We receive sanctifying grace in Communion according to our disposition.
Each person receives a different degree of sanctifying grace through Holy Communion, for each one receives according to one’s dispositions of desire and thirst for union with Christ in the sacrament. We can apply Jesus’ saying: “For to him who has, will more be given” (Mark 4:25). (503)
Christ in the Eucharist blesses us with every grace we need.
What does Jesus Christ do in the Eucharist? It is God who, as our Savior, offers himself each day for us to his Father’s justice. If you are in difficulties and sorrows, he will comfort and relive you. If you are sick, he will either cure you or give you strength to suffer so as to merit Heaven. If the devil, the world, and the flesh are making war upon you, he will give you the weapons with which to fight, to resist, and to win the victory. If you are poor, he will enrich you with all sorts of riches for time and for eternity.
Let us open the door of his sacred and adorable Heart and be wrapped about for an instant by the flames of his love, and we shall see what a God who loves us can do. O my God, who shall be able to comprehend? (St. John Vianney, Sermon for Holy Thursday, Eucharistic Mediations; Adoration, Guernsey, 93)
He gives us every grace to be holy.
He dwells with us full of grace and truth. He restores morality, nourished the virtues, consoles the afflicted, strengthens the weak. He promises his own example to those who come to him that all may learn to be like himself, meek and humble of heart, and who seek not their own interests, but the things of God.
Anyone, therefore, who approaches this august Sacrament with special devotion and endeavors to return generous love for Christ’s own infinite love, experiences and fully understands, not without great spiritual joy and profit, how precious is the life hidden with Christ in God and how great is the converse with Christ, for there is nothing more consoling on earth, nothing more efficacious for advancing along the road to holiness. (Pope Paul VI, Mysterium Fidei; Adoration, Guernsey, 108)
Communion with Jesus needs our humility.

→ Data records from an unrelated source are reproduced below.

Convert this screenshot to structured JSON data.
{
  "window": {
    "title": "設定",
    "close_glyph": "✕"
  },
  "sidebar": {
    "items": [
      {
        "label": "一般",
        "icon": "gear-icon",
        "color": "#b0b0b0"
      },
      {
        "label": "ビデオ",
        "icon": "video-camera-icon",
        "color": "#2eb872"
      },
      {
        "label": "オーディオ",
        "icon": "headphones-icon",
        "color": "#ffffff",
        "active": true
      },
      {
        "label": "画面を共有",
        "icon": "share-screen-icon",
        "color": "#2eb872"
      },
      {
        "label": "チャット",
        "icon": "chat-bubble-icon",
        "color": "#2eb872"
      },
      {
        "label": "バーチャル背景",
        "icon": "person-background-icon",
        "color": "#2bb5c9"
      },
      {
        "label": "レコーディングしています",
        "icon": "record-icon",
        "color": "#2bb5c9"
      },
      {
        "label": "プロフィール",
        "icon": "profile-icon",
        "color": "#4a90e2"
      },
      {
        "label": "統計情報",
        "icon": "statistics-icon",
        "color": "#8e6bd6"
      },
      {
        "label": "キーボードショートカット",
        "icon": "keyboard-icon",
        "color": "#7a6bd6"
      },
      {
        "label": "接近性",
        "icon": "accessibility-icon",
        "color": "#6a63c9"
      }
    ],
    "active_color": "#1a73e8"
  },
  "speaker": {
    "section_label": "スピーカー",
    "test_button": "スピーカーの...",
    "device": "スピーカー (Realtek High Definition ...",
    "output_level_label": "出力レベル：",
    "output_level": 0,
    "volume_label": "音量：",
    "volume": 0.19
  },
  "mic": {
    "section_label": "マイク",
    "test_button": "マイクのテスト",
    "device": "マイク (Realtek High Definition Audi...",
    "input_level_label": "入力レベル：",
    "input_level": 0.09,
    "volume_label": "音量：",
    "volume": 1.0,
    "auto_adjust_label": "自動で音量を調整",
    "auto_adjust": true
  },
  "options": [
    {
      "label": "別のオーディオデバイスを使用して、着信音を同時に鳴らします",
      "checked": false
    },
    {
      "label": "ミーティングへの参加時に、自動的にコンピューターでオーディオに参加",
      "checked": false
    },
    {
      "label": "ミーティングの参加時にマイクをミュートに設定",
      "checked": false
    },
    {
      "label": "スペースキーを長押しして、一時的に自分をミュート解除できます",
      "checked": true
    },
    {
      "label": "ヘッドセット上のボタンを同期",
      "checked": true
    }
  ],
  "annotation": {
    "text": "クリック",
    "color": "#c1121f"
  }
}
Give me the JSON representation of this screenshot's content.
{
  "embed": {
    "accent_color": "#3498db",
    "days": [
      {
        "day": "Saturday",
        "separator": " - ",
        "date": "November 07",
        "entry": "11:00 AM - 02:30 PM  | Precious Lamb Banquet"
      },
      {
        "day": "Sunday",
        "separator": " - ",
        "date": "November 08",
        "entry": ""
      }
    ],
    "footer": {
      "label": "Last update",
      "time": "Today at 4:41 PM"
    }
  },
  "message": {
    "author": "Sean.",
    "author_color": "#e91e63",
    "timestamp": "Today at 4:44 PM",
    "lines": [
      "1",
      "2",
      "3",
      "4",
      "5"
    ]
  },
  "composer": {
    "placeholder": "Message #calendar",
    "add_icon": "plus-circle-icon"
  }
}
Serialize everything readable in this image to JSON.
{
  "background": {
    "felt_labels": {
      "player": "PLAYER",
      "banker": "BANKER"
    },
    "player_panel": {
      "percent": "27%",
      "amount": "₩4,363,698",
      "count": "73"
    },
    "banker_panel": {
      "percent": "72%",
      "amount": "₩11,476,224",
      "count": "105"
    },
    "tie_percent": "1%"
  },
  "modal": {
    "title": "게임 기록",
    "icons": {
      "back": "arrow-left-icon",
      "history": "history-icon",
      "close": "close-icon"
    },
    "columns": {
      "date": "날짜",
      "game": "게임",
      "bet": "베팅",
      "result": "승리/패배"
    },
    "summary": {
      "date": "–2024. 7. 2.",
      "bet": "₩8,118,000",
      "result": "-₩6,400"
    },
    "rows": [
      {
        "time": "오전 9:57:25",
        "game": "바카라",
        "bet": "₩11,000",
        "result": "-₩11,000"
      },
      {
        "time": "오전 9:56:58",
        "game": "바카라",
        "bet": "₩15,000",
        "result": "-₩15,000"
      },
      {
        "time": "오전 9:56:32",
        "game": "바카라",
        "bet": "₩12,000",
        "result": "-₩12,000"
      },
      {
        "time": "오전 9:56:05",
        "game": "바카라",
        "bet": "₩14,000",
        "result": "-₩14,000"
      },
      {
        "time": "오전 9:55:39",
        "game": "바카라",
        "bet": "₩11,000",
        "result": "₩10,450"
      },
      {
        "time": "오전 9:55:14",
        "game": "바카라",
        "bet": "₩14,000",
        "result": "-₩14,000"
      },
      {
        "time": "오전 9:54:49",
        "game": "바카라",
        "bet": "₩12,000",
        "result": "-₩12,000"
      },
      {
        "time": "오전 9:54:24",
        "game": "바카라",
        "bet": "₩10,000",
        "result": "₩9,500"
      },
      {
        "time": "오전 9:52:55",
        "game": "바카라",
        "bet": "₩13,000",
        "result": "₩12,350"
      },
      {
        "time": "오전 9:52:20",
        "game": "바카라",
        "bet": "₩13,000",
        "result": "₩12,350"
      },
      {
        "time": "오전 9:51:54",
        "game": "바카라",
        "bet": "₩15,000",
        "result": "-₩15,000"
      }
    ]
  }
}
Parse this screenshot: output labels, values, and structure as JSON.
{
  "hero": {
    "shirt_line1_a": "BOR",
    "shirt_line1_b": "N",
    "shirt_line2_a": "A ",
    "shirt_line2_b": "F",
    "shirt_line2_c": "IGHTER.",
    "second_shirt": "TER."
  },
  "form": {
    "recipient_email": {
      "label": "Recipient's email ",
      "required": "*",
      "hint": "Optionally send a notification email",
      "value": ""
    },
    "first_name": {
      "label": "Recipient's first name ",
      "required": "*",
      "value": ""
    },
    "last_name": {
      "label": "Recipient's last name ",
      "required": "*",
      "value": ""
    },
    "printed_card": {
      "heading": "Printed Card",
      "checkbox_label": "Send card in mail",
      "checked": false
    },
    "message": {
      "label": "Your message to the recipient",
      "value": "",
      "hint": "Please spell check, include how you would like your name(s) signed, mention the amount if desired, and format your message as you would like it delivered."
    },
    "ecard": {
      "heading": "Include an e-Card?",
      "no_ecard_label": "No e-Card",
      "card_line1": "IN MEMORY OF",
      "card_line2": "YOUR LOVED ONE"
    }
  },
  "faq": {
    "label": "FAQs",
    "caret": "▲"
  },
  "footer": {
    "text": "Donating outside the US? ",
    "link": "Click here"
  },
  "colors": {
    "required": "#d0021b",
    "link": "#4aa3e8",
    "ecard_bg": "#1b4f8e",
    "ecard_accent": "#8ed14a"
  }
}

Without humility, it is not possible to believe. To say Yes to the Mystery in the midst of a world that does not acknowledge it, to say Yes to the limits of our reason, to the unfathomableness of a God who kneels down before us, is not possible without humility. And just as there is not faith without humility, so too there is no love. (On Love, Ratzinger, 65)